According to local election chief al-Abdali, voter lists arrived late and incomplete. Also, an unspecified foreign company in charge of “securing some administrative aspects of the ballot” worked “without proper coordination with the [Independent Electoral Commission] office in [the Al-Qadisiyah governorate capital] Al-Diwaniyah," RFI quoted al-Abdali as saying.
In Babil, Qays al-Hasnawi, spokesman for the Babil branch of the electoral commission, told RFI on 16 October that participation was very high, with 96 percent turnout in the Al-Hashimiyah district of the city. "We can estimate the turnout at 70 percent" overall, he said.
The process was not flawless, however. Al-Hasnawi said that badges to be worn by commission staffers arrived late, and some voters were unable to reach polling centers because of long distances and the absence of transport. "There were also difficulties in checking the register of voters," al-Hasnawi said. "The register of voters was difficult to print.... There were many misprints and errors and some data were incomplete. Many people had to return without casting their votes in the referendum because their names were not included [in the register]. Although they had voted in the previous [general] elections and [recorded] their names in the register of voters, these names did not appear in the newly printed voters register."
The Kurdish Governorates
The Independent Electoral Commission said that voter turnout was "high" in the Al-Sulaymaniyah governorate and "medium" in the Irbil and Dahuk governorates, while early speculation in the media suggested that the referendum will pass overwhelmingly in the Kurdistan region. Kurdish support for the referendum is unsurprising; Kurdish officials have said the draft constitution affords them more rights than they had under any previous Iraqi regime. Moreover, Kurds typically follow the "party line" and both the Kurdistan Democratic Party and the Patriotic Union of Kurdistan, the region's two largest parties, called on Kurds to vote "yes" in the referendum. The television channels and newspapers of both parties also encouraged a "yes" vote.
Some Problems Reported
The Independent Electoral Commission acknowledged that other transgressions took place on referendum day, RFI reported on 15 October. Hamdiyah al-Husayni told reporters on 15 October that troops stationed in camps and military barracks were denied participation in the referendum. "As a result, security troops and army personnel expressed objections in some areas because they were denied participation in this process," al-Husayni said. "Pressure was brought to bear on some centers.... When the [Independent Electoral Commission] was informed of this matter, the relevant authorities were contacted. The army and security personnel were told that the [Independent Electoral Commission] will consider the possible adoption of special arrangements for voting by the security personnel stationed in military camps and barracks in the future."
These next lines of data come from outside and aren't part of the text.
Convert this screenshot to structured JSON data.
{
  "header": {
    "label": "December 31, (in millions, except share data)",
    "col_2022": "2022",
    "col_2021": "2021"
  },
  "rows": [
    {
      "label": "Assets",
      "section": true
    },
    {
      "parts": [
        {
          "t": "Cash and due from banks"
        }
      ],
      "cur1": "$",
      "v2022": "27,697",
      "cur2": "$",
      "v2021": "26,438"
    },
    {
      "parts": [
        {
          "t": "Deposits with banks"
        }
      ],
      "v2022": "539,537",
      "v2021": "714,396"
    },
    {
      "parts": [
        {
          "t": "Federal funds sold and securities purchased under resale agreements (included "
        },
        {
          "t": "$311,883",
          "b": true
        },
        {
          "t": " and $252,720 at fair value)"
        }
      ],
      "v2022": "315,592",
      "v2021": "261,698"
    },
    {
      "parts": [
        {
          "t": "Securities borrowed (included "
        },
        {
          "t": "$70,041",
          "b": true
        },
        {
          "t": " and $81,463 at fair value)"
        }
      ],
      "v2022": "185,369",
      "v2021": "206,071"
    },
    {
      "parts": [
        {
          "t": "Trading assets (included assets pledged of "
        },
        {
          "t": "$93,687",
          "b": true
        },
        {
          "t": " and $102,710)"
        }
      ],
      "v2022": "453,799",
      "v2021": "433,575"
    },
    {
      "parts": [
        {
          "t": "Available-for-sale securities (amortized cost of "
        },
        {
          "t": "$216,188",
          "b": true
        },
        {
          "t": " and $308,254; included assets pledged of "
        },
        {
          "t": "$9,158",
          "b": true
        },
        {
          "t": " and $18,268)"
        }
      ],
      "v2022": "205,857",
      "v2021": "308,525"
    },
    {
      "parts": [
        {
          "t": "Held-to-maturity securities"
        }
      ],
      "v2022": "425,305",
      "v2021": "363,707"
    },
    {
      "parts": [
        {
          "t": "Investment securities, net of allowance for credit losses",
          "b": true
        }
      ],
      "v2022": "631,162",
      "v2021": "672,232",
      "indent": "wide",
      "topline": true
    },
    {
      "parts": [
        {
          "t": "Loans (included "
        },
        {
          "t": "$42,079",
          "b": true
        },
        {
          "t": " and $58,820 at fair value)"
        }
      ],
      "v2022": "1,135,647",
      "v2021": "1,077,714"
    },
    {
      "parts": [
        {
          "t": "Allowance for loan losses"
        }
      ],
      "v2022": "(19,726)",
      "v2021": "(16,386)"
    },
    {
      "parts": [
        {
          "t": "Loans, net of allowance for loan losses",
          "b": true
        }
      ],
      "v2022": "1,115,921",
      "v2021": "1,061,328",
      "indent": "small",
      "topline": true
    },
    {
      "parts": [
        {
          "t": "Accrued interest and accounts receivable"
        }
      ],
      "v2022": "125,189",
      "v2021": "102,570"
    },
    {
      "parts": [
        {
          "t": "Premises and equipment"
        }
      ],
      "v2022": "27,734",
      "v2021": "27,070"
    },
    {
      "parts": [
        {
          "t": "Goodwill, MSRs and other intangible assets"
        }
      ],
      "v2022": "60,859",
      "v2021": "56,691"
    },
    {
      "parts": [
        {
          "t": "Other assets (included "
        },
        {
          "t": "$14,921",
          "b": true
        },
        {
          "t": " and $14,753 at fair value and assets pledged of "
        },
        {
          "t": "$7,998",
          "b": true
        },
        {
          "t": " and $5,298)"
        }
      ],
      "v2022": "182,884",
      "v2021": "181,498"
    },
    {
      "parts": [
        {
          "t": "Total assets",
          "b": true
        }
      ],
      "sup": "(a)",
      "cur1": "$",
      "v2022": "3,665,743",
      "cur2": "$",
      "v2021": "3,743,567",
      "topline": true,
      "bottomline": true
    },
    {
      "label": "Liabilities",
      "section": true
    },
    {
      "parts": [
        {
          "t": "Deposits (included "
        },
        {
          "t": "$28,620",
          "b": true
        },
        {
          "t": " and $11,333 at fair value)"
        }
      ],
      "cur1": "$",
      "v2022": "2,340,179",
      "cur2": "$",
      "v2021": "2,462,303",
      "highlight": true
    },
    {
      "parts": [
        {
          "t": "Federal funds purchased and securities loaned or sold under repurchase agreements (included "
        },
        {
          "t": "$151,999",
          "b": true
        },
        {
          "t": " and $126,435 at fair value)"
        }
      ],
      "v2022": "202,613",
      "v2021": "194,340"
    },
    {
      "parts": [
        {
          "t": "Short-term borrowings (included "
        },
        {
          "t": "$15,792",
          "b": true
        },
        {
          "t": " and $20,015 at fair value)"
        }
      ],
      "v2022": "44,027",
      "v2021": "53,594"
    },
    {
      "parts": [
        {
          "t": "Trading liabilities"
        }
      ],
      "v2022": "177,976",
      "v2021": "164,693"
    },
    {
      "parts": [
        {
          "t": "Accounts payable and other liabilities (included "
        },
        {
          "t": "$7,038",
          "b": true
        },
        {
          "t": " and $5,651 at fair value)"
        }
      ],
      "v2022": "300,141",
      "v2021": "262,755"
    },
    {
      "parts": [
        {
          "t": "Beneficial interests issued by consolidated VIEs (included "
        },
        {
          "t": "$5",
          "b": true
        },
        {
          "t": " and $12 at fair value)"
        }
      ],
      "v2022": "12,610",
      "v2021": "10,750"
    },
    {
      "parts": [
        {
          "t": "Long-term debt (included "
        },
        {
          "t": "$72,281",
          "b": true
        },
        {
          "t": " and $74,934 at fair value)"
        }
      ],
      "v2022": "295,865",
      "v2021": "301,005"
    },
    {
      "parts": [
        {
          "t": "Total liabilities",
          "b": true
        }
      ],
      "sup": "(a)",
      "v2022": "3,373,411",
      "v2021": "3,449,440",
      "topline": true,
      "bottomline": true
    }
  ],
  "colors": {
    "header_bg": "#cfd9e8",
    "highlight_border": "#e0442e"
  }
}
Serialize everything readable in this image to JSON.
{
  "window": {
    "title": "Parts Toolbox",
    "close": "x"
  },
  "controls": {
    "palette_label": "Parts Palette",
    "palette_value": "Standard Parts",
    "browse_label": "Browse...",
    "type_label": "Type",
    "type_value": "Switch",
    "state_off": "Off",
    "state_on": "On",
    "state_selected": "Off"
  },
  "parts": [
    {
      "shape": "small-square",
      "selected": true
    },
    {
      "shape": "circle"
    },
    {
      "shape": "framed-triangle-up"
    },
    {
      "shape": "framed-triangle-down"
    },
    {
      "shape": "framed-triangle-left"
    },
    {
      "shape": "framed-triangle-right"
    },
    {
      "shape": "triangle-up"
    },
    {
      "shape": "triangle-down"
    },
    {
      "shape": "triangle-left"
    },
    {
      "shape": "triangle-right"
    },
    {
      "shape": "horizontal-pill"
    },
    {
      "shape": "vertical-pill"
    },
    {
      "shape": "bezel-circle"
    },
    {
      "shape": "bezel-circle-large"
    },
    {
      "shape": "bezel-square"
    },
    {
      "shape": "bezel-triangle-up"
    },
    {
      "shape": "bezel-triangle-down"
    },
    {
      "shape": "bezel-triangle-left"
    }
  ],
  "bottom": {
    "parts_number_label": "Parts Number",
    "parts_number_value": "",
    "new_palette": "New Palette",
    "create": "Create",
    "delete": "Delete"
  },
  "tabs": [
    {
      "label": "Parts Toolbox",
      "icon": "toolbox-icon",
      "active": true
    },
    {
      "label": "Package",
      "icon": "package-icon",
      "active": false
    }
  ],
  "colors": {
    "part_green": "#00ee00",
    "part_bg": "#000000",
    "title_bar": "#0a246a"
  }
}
Al-Husayni added that there were some reported incidents of ballot boxes, papers, or envelopes being stolen, but said those incidents did not affect the voting process because the commission had anticipated such events and provided extra ballots to voting centers. She added that one news channel (not identified) gave $5 bills to people to vote "no" in the referendum. Ten polling station workers were abducted by terrorists in two polling centers in the Al-Jazirah and Al-Khalidiyah neighborhoods of Baghdad.
For all the news about Iraq, see RFE/RL's special webpage "The New Iraq." See Also: "Iraq Votes: Constitution Referendum"